_Problem statement_: Please output every record exactly, keeping each line as it is.

_Extracted material_:
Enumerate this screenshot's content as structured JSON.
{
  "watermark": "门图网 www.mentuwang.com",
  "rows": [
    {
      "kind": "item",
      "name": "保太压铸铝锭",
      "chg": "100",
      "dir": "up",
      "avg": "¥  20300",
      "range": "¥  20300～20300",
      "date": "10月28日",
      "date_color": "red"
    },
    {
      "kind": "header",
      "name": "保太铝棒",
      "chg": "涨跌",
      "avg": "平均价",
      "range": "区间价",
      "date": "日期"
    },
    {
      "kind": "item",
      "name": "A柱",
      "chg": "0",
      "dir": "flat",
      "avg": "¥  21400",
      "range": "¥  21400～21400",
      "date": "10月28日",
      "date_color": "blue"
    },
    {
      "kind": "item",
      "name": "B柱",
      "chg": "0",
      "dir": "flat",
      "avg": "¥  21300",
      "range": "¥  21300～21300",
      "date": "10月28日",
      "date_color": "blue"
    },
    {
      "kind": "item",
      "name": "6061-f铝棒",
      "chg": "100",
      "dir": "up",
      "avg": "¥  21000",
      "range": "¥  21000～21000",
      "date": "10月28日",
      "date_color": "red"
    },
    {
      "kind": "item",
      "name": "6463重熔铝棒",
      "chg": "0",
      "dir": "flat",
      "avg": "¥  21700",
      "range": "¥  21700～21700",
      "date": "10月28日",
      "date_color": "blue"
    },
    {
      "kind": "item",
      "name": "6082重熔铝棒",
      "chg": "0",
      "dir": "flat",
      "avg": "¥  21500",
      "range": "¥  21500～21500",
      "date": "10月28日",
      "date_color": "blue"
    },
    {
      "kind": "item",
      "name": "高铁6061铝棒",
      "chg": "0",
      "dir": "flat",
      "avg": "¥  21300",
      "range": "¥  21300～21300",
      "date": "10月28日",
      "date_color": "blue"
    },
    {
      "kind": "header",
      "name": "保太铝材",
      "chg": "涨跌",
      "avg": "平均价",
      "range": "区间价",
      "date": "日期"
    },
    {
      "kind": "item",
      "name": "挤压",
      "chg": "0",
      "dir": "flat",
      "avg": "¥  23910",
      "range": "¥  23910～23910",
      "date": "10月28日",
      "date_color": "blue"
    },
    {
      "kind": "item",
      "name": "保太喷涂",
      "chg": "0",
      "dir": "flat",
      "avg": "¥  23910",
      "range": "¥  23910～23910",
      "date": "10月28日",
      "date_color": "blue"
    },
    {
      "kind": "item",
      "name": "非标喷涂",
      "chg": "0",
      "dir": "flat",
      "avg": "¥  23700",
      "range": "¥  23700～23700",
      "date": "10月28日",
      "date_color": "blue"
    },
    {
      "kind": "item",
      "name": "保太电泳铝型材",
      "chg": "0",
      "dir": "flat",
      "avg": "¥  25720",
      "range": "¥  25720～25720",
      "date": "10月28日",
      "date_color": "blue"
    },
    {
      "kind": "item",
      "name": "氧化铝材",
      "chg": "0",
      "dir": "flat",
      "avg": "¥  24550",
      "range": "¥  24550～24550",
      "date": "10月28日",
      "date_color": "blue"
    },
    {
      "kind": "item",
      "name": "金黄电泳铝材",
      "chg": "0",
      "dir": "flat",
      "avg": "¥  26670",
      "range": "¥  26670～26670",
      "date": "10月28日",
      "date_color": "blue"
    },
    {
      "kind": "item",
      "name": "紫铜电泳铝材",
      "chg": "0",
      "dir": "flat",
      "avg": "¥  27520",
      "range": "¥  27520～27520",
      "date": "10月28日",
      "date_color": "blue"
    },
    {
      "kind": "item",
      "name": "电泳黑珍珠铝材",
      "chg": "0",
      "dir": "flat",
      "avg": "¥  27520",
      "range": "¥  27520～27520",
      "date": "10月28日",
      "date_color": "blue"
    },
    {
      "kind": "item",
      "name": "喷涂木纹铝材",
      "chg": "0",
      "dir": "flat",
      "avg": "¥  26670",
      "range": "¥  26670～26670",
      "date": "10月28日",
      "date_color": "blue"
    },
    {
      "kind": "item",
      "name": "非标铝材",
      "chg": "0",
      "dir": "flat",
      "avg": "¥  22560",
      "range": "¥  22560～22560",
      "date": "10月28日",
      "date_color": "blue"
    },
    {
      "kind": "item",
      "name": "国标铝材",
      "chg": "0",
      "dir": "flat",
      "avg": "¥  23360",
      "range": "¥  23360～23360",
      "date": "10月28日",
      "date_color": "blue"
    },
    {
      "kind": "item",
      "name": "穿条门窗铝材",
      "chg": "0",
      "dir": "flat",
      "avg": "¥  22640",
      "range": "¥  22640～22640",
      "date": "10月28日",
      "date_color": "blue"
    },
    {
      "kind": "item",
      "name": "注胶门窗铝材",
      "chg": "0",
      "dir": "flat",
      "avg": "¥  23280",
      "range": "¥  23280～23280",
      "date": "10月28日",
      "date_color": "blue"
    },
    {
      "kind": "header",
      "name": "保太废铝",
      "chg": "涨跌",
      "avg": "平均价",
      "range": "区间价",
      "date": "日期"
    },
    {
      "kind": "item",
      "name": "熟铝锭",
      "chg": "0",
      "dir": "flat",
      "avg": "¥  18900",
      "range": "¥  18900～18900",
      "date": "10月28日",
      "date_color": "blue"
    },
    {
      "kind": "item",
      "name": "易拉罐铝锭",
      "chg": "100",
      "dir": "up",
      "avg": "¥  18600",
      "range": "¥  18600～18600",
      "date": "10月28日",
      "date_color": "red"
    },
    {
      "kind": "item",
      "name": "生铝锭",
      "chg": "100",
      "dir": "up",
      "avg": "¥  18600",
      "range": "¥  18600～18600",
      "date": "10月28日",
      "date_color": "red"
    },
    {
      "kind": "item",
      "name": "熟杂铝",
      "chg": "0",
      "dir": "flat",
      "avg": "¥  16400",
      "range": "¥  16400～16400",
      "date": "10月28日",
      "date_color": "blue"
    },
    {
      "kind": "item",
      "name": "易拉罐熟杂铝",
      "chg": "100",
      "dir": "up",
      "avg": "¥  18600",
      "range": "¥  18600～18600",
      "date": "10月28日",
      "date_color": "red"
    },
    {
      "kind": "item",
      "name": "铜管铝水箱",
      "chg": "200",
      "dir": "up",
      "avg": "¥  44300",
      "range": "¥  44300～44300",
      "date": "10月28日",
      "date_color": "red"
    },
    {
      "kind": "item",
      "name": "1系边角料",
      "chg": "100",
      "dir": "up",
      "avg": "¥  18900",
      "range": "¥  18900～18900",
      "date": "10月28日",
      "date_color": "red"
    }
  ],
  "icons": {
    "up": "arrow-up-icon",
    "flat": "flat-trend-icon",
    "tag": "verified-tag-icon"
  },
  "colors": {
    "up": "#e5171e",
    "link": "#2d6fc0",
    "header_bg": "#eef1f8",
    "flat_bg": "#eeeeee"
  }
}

_Answer to this problem_:
Enumerate this screenshot's content as structured JSON.
{
  "watermark": "门图网 www.mentuwang.com",
  "rows": [
    {
      "kind": "item",
      "name": "保太压铸铝锭",
      "chg": "100",
      "dir": "up",
      "avg": "¥  20300",
      "range": "¥  20300～20300",
      "date": "10月28日",
      "date_color": "red"
    },
    {
      "kind": "header",
      "name": "保太铝棒",
      "chg": "涨跌",
      "avg": "平均价",
      "range": "区间价",
      "date": "日期"
    },
    {
      "kind": "item",
      "name": "A柱",
      "chg": "0",
      "dir": "flat",
      "avg": "¥  21400",
      "range": "¥  21400～21400",
      "date": "10月28日",
      "date_color": "blue"
    },
    {
      "kind": "item",
      "name": "B柱",
      "chg": "0",
      "dir": "flat",
      "avg": "¥  21300",
      "range": "¥  21300～21300",
      "date": "10月28日",
      "date_color": "blue"
    },
    {
      "kind": "item",
      "name": "6061-f铝棒",
      "chg": "100",
      "dir": "up",
      "avg": "¥  21000",
      "range": "¥  21000～21000",
      "date": "10月28日",
      "date_color": "red"
    },
    {
      "kind": "item",
      "name": "6463重熔铝棒",
      "chg": "0",
      "dir": "flat",
      "avg": "¥  21700",
      "range": "¥  21700～21700",
      "date": "10月28日",
      "date_color": "blue"
    },
    {
      "kind": "item",
      "name": "6082重熔铝棒",
      "chg": "0",
      "dir": "flat",
      "avg": "¥  21500",
      "range": "¥  21500～21500",
      "date": "10月28日",
      "date_color": "blue"
    },
    {
      "kind": "item",
      "name": "高铁6061铝棒",
      "chg": "0",
      "dir": "flat",
      "avg": "¥  21300",
      "range": "¥  21300～21300",
      "date": "10月28日",
      "date_color": "blue"
    },
    {
      "kind": "header",
      "name": "保太铝材",
      "chg": "涨跌",
      "avg": "平均价",
      "range": "区间价",
      "date": "日期"
    },
    {
      "kind": "item",
      "name": "挤压",
      "chg": "0",
      "dir": "flat",
      "avg": "¥  23910",
      "range": "¥  23910～23910",
      "date": "10月28日",
      "date_color": "blue"
    },
    {
      "kind": "item",
      "name": "保太喷涂",
      "chg": "0",
      "dir": "flat",
      "avg": "¥  23910",
      "range": "¥  23910～23910",
      "date": "10月28日",
      "date_color": "blue"
    },
    {
      "kind": "item",
      "name": "非标喷涂",
      "chg": "0",
      "dir": "flat",
      "avg": "¥  23700",
      "range": "¥  23700～23700",
      "date": "10月28日",
      "date_color": "blue"
    },
    {
      "kind": "item",
      "name": "保太电泳铝型材",
      "chg": "0",
      "dir": "flat",
      "avg": "¥  25720",
      "range": "¥  25720～25720",
      "date": "10月28日",
      "date_color": "blue"
    },
    {
      "kind": "item",
      "name": "氧化铝材",
      "chg": "0",
      "dir": "flat",
      "avg": "¥  24550",
      "range": "¥  24550～24550",
      "date": "10月28日",
      "date_color": "blue"
    },
    {
      "kind": "item",
      "name": "金黄电泳铝材",
      "chg": "0",
      "dir": "flat",
      "avg": "¥  26670",
      "range": "¥  26670～26670",
      "date": "10月28日",
      "date_color": "blue"
    },
    {
      "kind": "item",
      "name": "紫铜电泳铝材",
      "chg": "0",
      "dir": "flat",
      "avg": "¥  27520",
      "range": "¥  27520～27520",
      "date": "10月28日",
      "date_color": "blue"
    },
    {
      "kind": "item",
      "name": "电泳黑珍珠铝材",
      "chg": "0",
      "dir": "flat",
      "avg": "¥  27520",
      "range": "¥  27520～27520",
      "date": "10月28日",
      "date_color": "blue"
    },
    {
      "kind": "item",
      "name": "喷涂木纹铝材",
      "chg": "0",
      "dir": "flat",
      "avg": "¥  26670",
      "range": "¥  26670～26670",
      "date": "10月28日",
      "date_color": "blue"
    },
    {
      "kind": "item",
      "name": "非标铝材",
      "chg": "0",
      "dir": "flat",
      "avg": "¥  22560",
      "range": "¥  22560～22560",
      "date": "10月28日",
      "date_color": "blue"
    },
    {
      "kind": "item",
      "name": "国标铝材",
      "chg": "0",
      "dir": "flat",
      "avg": "¥  23360",
      "range": "¥  23360～23360",
      "date": "10月28日",
      "date_color": "blue"
    },
    {
      "kind": "item",
      "name": "穿条门窗铝材",
      "chg": "0",
      "dir": "flat",
      "avg": "¥  22640",
      "range": "¥  22640～22640",
      "date": "10月28日",
      "date_color": "blue"
    },
    {
      "kind": "item",
      "name": "注胶门窗铝材",
      "chg": "0",
      "dir": "flat",
      "avg": "¥  23280",
      "range": "¥  23280～23280",
      "date": "10月28日",
      "date_color": "blue"
    },
    {
      "kind": "header",
      "name": "保太废铝",
      "chg": "涨跌",
      "avg": "平均价",
      "range": "区间价",
      "date": "日期"
    },
    {
      "kind": "item",
      "name": "熟铝锭",
      "chg": "0",
      "dir": "flat",
      "avg": "¥  18900",
      "range": "¥  18900～18900",
      "date": "10月28日",
      "date_color": "blue"
    },
    {
      "kind": "item",
      "name": "易拉罐铝锭",
      "chg": "100",
      "dir": "up",
      "avg": "¥  18600",
      "range": "¥  18600～18600",
      "date": "10月28日",
      "date_color": "red"
    },
    {
      "kind": "item",
      "name": "生铝锭",
      "chg": "100",
      "dir": "up",
      "avg": "¥  18600",
      "range": "¥  18600～18600",
      "date": "10月28日",
      "date_color": "red"
    },
    {
      "kind": "item",
      "name": "熟杂铝",
      "chg": "0",
      "dir": "flat",
      "avg": "¥  16400",
      "range": "¥  16400～16400",
      "date": "10月28日",
      "date_color": "blue"
    },
    {
      "kind": "item",
      "name": "易拉罐熟杂铝",
      "chg": "100",
      "dir": "up",
      "avg": "¥  18600",
      "range": "¥  18600～18600",
      "date": "10月28日",
      "date_color": "red"
    },
    {
      "kind": "item",
      "name": "铜管铝水箱",
      "chg": "200",
      "dir": "up",
      "avg": "¥  44300",
      "range": "¥  44300～44300",
      "date": "10月28日",
      "date_color": "red"
    },
    {
      "kind": "item",
      "name": "1系边角料",
      "chg": "100",
      "dir": "up",
      "avg": "¥  18900",
      "range": "¥  18900～18900",
      "date": "10月28日",
      "date_color": "red"
    }
  ],
  "icons": {
    "up": "arrow-up-icon",
    "flat": "flat-trend-icon",
    "tag": "verified-tag-icon"
  },
  "colors": {
    "up": "#e5171e",
    "link": "#2d6fc0",
    "header_bg": "#eef1f8",
    "flat_bg": "#eeeeee"
  }
}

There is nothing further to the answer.